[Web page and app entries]
-=-=-=-=-
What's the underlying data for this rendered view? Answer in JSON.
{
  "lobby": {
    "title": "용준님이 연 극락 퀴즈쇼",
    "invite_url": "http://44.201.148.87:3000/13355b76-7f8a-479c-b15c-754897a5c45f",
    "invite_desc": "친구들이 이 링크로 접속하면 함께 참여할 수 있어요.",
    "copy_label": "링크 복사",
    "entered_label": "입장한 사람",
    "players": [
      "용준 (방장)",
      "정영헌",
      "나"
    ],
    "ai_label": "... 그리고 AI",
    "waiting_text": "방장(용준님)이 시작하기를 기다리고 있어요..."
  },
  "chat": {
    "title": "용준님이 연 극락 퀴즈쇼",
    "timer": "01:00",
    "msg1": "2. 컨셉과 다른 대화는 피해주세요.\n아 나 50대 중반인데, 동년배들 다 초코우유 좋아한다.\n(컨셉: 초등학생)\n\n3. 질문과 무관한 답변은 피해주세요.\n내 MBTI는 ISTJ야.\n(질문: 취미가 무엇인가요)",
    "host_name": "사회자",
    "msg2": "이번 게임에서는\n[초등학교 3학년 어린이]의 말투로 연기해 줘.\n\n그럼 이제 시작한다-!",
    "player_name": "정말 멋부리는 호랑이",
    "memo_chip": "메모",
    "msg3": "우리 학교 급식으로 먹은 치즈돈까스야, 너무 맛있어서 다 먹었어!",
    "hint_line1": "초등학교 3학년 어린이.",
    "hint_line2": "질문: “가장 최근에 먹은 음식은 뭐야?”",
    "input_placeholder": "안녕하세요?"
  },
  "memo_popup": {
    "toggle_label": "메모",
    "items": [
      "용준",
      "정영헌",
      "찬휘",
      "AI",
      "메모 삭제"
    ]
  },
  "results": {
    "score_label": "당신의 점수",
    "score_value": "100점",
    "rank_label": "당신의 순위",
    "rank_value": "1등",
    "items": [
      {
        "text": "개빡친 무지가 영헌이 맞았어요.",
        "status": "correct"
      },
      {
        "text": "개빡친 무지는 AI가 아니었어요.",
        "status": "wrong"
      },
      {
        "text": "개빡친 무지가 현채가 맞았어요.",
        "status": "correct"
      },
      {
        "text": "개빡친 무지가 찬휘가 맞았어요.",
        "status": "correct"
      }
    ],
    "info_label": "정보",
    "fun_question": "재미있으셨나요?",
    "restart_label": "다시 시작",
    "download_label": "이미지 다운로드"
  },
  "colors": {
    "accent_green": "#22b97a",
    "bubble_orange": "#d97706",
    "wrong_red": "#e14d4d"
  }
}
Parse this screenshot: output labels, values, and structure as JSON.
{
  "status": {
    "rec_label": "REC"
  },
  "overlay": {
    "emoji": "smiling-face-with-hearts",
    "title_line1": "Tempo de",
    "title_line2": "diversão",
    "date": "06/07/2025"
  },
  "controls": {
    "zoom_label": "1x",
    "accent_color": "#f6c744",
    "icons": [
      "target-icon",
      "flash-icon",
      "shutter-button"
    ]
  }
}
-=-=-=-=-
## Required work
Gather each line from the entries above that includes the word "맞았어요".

## Task result
        "text": "개빡친 무지가 영헌이 맞았어요.",
        "text": "개빡친 무지가 현채가 맞았어요.",
        "text": "개빡친 무지가 찬휘가 맞았어요.",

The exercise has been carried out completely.